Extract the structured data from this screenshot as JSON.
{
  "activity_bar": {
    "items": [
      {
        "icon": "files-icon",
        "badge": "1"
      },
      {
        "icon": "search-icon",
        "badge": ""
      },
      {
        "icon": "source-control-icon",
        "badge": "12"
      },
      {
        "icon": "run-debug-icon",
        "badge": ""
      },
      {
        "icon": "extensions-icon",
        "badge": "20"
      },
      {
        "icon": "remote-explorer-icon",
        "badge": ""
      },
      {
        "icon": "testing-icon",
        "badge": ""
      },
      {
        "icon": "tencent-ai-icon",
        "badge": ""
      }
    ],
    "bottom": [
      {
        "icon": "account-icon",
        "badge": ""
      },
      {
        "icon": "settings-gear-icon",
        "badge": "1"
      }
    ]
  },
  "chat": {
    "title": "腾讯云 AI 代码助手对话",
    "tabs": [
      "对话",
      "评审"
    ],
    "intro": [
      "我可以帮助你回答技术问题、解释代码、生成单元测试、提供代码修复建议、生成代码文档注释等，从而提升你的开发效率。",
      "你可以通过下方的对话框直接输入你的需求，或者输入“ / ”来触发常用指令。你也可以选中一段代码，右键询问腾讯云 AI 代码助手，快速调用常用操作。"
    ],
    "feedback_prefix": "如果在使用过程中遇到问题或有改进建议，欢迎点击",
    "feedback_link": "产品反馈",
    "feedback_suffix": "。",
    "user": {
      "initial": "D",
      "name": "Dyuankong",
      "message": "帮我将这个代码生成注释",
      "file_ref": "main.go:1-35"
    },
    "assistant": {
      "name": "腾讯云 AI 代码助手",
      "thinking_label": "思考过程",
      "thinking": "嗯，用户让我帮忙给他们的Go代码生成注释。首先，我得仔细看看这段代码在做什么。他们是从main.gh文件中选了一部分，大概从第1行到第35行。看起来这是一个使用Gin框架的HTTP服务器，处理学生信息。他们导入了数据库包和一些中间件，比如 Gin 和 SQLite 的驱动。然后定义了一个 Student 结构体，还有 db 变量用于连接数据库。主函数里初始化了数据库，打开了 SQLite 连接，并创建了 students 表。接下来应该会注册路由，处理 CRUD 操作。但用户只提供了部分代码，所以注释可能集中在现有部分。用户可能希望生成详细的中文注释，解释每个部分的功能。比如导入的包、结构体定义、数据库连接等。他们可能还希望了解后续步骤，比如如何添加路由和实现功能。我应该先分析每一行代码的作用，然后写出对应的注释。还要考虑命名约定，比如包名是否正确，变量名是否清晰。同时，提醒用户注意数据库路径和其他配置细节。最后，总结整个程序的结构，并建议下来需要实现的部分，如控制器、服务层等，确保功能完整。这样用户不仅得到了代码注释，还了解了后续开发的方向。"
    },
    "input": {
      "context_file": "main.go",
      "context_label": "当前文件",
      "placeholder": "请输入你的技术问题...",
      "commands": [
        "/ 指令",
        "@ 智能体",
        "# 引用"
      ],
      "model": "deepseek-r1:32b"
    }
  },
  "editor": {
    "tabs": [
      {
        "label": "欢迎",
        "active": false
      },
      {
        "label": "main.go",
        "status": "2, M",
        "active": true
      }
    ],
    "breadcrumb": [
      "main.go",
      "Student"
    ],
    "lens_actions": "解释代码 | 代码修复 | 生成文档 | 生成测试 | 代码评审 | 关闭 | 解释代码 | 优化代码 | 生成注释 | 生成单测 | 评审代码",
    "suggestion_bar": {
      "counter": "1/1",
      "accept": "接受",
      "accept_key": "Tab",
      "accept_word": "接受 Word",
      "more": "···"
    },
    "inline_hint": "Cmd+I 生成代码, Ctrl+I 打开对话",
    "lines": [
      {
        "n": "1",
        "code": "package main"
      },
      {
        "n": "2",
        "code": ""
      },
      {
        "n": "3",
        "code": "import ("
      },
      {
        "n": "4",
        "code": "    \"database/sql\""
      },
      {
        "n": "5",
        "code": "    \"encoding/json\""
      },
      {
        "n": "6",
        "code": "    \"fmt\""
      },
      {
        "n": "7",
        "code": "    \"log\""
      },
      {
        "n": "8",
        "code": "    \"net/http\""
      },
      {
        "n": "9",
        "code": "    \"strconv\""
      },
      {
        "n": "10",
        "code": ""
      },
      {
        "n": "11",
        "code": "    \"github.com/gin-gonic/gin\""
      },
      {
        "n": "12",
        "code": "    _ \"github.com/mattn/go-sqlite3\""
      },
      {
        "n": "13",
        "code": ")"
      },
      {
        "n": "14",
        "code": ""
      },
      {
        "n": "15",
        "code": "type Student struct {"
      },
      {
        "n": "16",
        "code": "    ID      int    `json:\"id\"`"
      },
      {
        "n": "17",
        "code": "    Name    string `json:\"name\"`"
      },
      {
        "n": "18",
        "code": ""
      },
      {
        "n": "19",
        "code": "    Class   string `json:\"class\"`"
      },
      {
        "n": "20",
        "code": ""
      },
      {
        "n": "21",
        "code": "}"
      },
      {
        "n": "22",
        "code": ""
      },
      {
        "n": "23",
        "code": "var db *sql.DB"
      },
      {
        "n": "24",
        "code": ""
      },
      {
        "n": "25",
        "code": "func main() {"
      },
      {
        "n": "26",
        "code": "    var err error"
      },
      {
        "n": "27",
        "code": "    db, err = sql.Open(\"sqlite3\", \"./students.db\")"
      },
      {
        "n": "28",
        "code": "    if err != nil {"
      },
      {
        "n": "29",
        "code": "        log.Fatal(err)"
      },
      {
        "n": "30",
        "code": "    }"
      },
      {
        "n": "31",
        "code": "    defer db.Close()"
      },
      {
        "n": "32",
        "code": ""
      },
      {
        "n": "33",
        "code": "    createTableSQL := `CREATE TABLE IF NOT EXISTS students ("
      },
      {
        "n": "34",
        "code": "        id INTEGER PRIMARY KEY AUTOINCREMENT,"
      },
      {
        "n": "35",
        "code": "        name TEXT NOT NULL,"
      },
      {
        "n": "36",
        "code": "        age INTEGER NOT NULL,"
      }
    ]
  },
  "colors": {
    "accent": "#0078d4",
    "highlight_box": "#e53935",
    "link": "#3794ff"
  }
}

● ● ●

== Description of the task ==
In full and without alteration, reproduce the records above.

== Result for this exercise ==
Extract the structured data from this screenshot as JSON.
{
  "activity_bar": {
    "items": [
      {
        "icon": "files-icon",
        "badge": "1"
      },
      {
        "icon": "search-icon",
        "badge": ""
      },
      {
        "icon": "source-control-icon",
        "badge": "12"
      },
      {
        "icon": "run-debug-icon",
        "badge": ""
      },
      {
        "icon": "extensions-icon",
        "badge": "20"
      },
      {
        "icon": "remote-explorer-icon",
        "badge": ""
      },
      {
        "icon": "testing-icon",
        "badge": ""
      },
      {
        "icon": "tencent-ai-icon",
        "badge": ""
      }
    ],
    "bottom": [
      {
        "icon": "account-icon",
        "badge": ""
      },
      {
        "icon": "settings-gear-icon",
        "badge": "1"
      }
    ]
  },
  "chat": {
    "title": "腾讯云 AI 代码助手对话",
    "tabs": [
      "对话",
      "评审"
    ],
    "intro": [
      "我可以帮助你回答技术问题、解释代码、生成单元测试、提供代码修复建议、生成代码文档注释等，从而提升你的开发效率。",
      "你可以通过下方的对话框直接输入你的需求，或者输入“ / ”来触发常用指令。你也可以选中一段代码，右键询问腾讯云 AI 代码助手，快速调用常用操作。"
    ],
    "feedback_prefix": "如果在使用过程中遇到问题或有改进建议，欢迎点击",
    "feedback_link": "产品反馈",
    "feedback_suffix": "。",
    "user": {
      "initial": "D",
      "name": "Dyuankong",
      "message": "帮我将这个代码生成注释",
      "file_ref": "main.go:1-35"
    },
    "assistant": {
      "name": "腾讯云 AI 代码助手",
      "thinking_label": "思考过程",
      "thinking": "嗯，用户让我帮忙给他们的Go代码生成注释。首先，我得仔细看看这段代码在做什么。他们是从main.gh文件中选了一部分，大概从第1行到第35行。看起来这是一个使用Gin框架的HTTP服务器，处理学生信息。他们导入了数据库包和一些中间件，比如 Gin 和 SQLite 的驱动。然后定义了一个 Student 结构体，还有 db 变量用于连接数据库。主函数里初始化了数据库，打开了 SQLite 连接，并创建了 students 表。接下来应该会注册路由，处理 CRUD 操作。但用户只提供了部分代码，所以注释可能集中在现有部分。用户可能希望生成详细的中文注释，解释每个部分的功能。比如导入的包、结构体定义、数据库连接等。他们可能还希望了解后续步骤，比如如何添加路由和实现功能。我应该先分析每一行代码的作用，然后写出对应的注释。还要考虑命名约定，比如包名是否正确，变量名是否清晰。同时，提醒用户注意数据库路径和其他配置细节。最后，总结整个程序的结构，并建议下来需要实现的部分，如控制器、服务层等，确保功能完整。这样用户不仅得到了代码注释，还了解了后续开发的方向。"
    },
    "input": {
      "context_file": "main.go",
      "context_label": "当前文件",
      "placeholder": "请输入你的技术问题...",
      "commands": [
        "/ 指令",
        "@ 智能体",
        "# 引用"
      ],
      "model": "deepseek-r1:32b"
    }
  },
  "editor": {
    "tabs": [
      {
        "label": "欢迎",
        "active": false
      },
      {
        "label": "main.go",
        "status": "2, M",
        "active": true
      }
    ],
    "breadcrumb": [
      "main.go",
      "Student"
    ],
    "lens_actions": "解释代码 | 代码修复 | 生成文档 | 生成测试 | 代码评审 | 关闭 | 解释代码 | 优化代码 | 生成注释 | 生成单测 | 评审代码",
    "suggestion_bar": {
      "counter": "1/1",
      "accept": "接受",
      "accept_key": "Tab",
      "accept_word": "接受 Word",
      "more": "···"
    },
    "inline_hint": "Cmd+I 生成代码, Ctrl+I 打开对话",
    "lines": [
      {
        "n": "1",
        "code": "package main"
      },
      {
        "n": "2",
        "code": ""
      },
      {
        "n": "3",
        "code": "import ("
      },
      {
        "n": "4",
        "code": "    \"database/sql\""
      },
      {
        "n": "5",
        "code": "    \"encoding/json\""
      },
      {
        "n": "6",
        "code": "    \"fmt\""
      },
      {
        "n": "7",
        "code": "    \"log\""
      },
      {
        "n": "8",
        "code": "    \"net/http\""
      },
      {
        "n": "9",
        "code": "    \"strconv\""
      },
      {
        "n": "10",
        "code": ""
      },
      {
        "n": "11",
        "code": "    \"github.com/gin-gonic/gin\""
      },
      {
        "n": "12",
        "code": "    _ \"github.com/mattn/go-sqlite3\""
      },
      {
        "n": "13",
        "code": ")"
      },
      {
        "n": "14",
        "code": ""
      },
      {
        "n": "15",
        "code": "type Student struct {"
      },
      {
        "n": "16",
        "code": "    ID      int    `json:\"id\"`"
      },
      {
        "n": "17",
        "code": "    Name    string `json:\"name\"`"
      },
      {
        "n": "18",
        "code": ""
      },
      {
        "n": "19",
        "code": "    Class   string `json:\"class\"`"
      },
      {
        "n": "20",
        "code": ""
      },
      {
        "n": "21",
        "code": "}"
      },
      {
        "n": "22",
        "code": ""
      },
      {
        "n": "23",
        "code": "var db *sql.DB"
      },
      {
        "n": "24",
        "code": ""
      },
      {
        "n": "25",
        "code": "func main() {"
      },
      {
        "n": "26",
        "code": "    var err error"
      },
      {
        "n": "27",
        "code": "    db, err = sql.Open(\"sqlite3\", \"./students.db\")"
      },
      {
        "n": "28",
        "code": "    if err != nil {"
      },
      {
        "n": "29",
        "code": "        log.Fatal(err)"
      },
      {
        "n": "30",
        "code": "    }"
      },
      {
        "n": "31",
        "code": "    defer db.Close()"
      },
      {
        "n": "32",
        "code": ""
      },
      {
        "n": "33",
        "code": "    createTableSQL := `CREATE TABLE IF NOT EXISTS students ("
      },
      {
        "n": "34",
        "code": "        id INTEGER PRIMARY KEY AUTOINCREMENT,"
      },
      {
        "n": "35",
        "code": "        name TEXT NOT NULL,"
      },
      {
        "n": "36",
        "code": "        age INTEGER NOT NULL,"
      }
    ]
  },
  "colors": {
    "accent": "#0078d4",
    "highlight_box": "#e53935",
    "link": "#3794ff"
  }
}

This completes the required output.